(Beginning of INFORMATION SUPPLIED)

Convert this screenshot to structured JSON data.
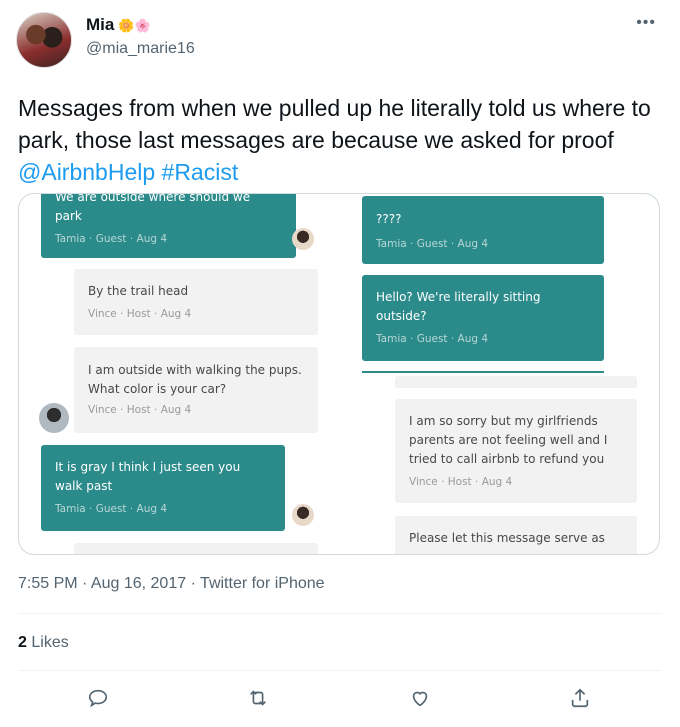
{
  "author": {
    "name": "Mia",
    "name_emoji": "🌼🌸",
    "handle": "@mia_marie16"
  },
  "tweet": {
    "text": "Messages from when we pulled up he literally told us where to park, those last messages are because we asked for proof ",
    "mention": "@AirbnbHelp",
    "hashtag": "#Racist",
    "timestamp": "7:55 PM · Aug 16, 2017 · Twitter for iPhone",
    "likes_count": "2",
    "likes_label": "Likes"
  },
  "screenshot": {
    "left_messages": [
      {
        "text": "We are outside where should we park",
        "meta": "Tamia · Guest · Aug 4"
      },
      {
        "text": "By the trail head",
        "meta": "Vince · Host · Aug 4"
      },
      {
        "text": "I am outside with walking the pups. What color is your car?",
        "meta": "Vince · Host · Aug 4"
      },
      {
        "text": "It is gray I think I just seen you walk past",
        "meta": "Tamia · Guest · Aug 4"
      }
    ],
    "right_messages": [
      {
        "text": "????",
        "meta": "Tamia · Guest · Aug 4"
      },
      {
        "text": "Hello? We're literally sitting outside?",
        "meta": "Tamia · Guest · Aug 4"
      },
      {
        "text": "I am so sorry but my girlfriends parents are not feeling well and I tried to call airbnb to refund you",
        "meta": "Vince · Host · Aug 4"
      },
      {
        "text": "Please let this message serve as",
        "meta": ""
      }
    ]
  },
  "icons": [
    "more-icon",
    "reply-icon",
    "retweet-icon",
    "like-icon",
    "share-icon"
  ],
  "colors": {
    "link": "#1d9bf0",
    "guest_bubble": "#2b8a8a",
    "host_bubble": "#f2f2f2"
  }
}
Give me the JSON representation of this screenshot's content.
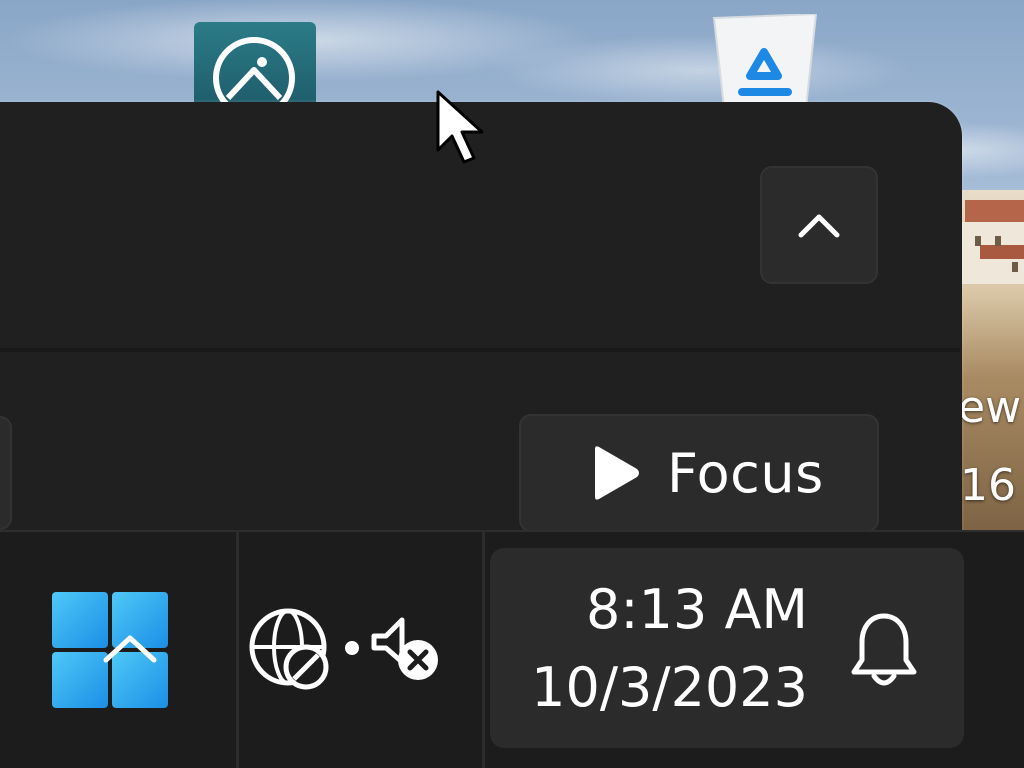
{
  "desktop": {
    "icons": [
      {
        "name": "Photos"
      },
      {
        "name": "Recycle Bin"
      }
    ],
    "wallpaper_text": [
      "ew",
      "16"
    ]
  },
  "flyout": {
    "collapse_icon": "chevron-up-icon",
    "focus_button": {
      "icon": "play-icon",
      "label": "Focus"
    }
  },
  "taskbar": {
    "start_icon": "windows-start-icon",
    "tray": {
      "network_icon": "globe-no-internet-icon",
      "volume_icon": "speaker-muted-icon"
    },
    "clock": {
      "time": "8:13 AM",
      "date": "10/3/2023"
    },
    "notifications_icon": "bell-icon"
  },
  "colors": {
    "taskbar_bg": "#1c1c1c",
    "flyout_bg": "#202020",
    "button_bg": "#2b2b2b",
    "start_blue": "#2aa6f0",
    "text": "#ffffff"
  }
}
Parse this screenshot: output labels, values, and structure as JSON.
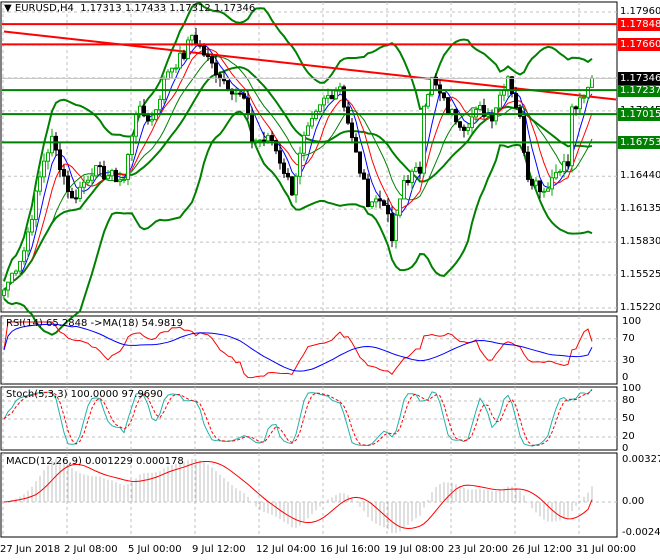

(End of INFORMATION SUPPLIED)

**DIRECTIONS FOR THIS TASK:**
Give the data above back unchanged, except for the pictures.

**EXERCISE RESPONSE:**
Convert this screenshot to structured JSON data.
{
  "author": {
    "name": "Mia",
    "name_emoji": "🌼🌸",
    "handle": "@mia_marie16"
  },
  "tweet": {
    "text": "Messages from when we pulled up he literally told us where to park, those last messages are because we asked for proof ",
    "mention": "@AirbnbHelp",
    "hashtag": "#Racist",
    "timestamp": "7:55 PM · Aug 16, 2017 · Twitter for iPhone",
    "likes_count": "2",
    "likes_label": "Likes"
  },
  "screenshot": {
    "left_messages": [
      {
        "text": "We are outside where should we park",
        "meta": "Tamia · Guest · Aug 4"
      },
      {
        "text": "By the trail head",
        "meta": "Vince · Host · Aug 4"
      },
      {
        "text": "I am outside with walking the pups. What color is your car?",
        "meta": "Vince · Host · Aug 4"
      },
      {
        "text": "It is gray I think I just seen you walk past",
        "meta": "Tamia · Guest · Aug 4"
      }
    ],
    "right_messages": [
      {
        "text": "????",
        "meta": "Tamia · Guest · Aug 4"
      },
      {
        "text": "Hello? We're literally sitting outside?",
        "meta": "Tamia · Guest · Aug 4"
      },
      {
        "text": "I am so sorry but my girlfriends parents are not feeling well and I tried to call airbnb to refund you",
        "meta": "Vince · Host · Aug 4"
      },
      {
        "text": "Please let this message serve as",
        "meta": ""
      }
    ]
  },
  "icons": [
    "more-icon",
    "reply-icon",
    "retweet-icon",
    "like-icon",
    "share-icon"
  ],
  "colors": {
    "link": "#1d9bf0",
    "guest_bubble": "#2b8a8a",
    "host_bubble": "#f2f2f2"
  }
}
Give me the JSON representation of this screenshot's content.
{
  "desktop": {
    "icons": [
      {
        "name": "Photos"
      },
      {
        "name": "Recycle Bin"
      }
    ],
    "wallpaper_text": [
      "ew",
      "16"
    ]
  },
  "flyout": {
    "collapse_icon": "chevron-up-icon",
    "focus_button": {
      "icon": "play-icon",
      "label": "Focus"
    }
  },
  "taskbar": {
    "start_icon": "windows-start-icon",
    "tray": {
      "network_icon": "globe-no-internet-icon",
      "volume_icon": "speaker-muted-icon"
    },
    "clock": {
      "time": "8:13 AM",
      "date": "10/3/2023"
    },
    "notifications_icon": "bell-icon"
  },
  "colors": {
    "taskbar_bg": "#1c1c1c",
    "flyout_bg": "#202020",
    "button_bg": "#2b2b2b",
    "start_blue": "#2aa6f0",
    "text": "#ffffff"
  }
}
Parse this screenshot: output labels, values, and structure as JSON.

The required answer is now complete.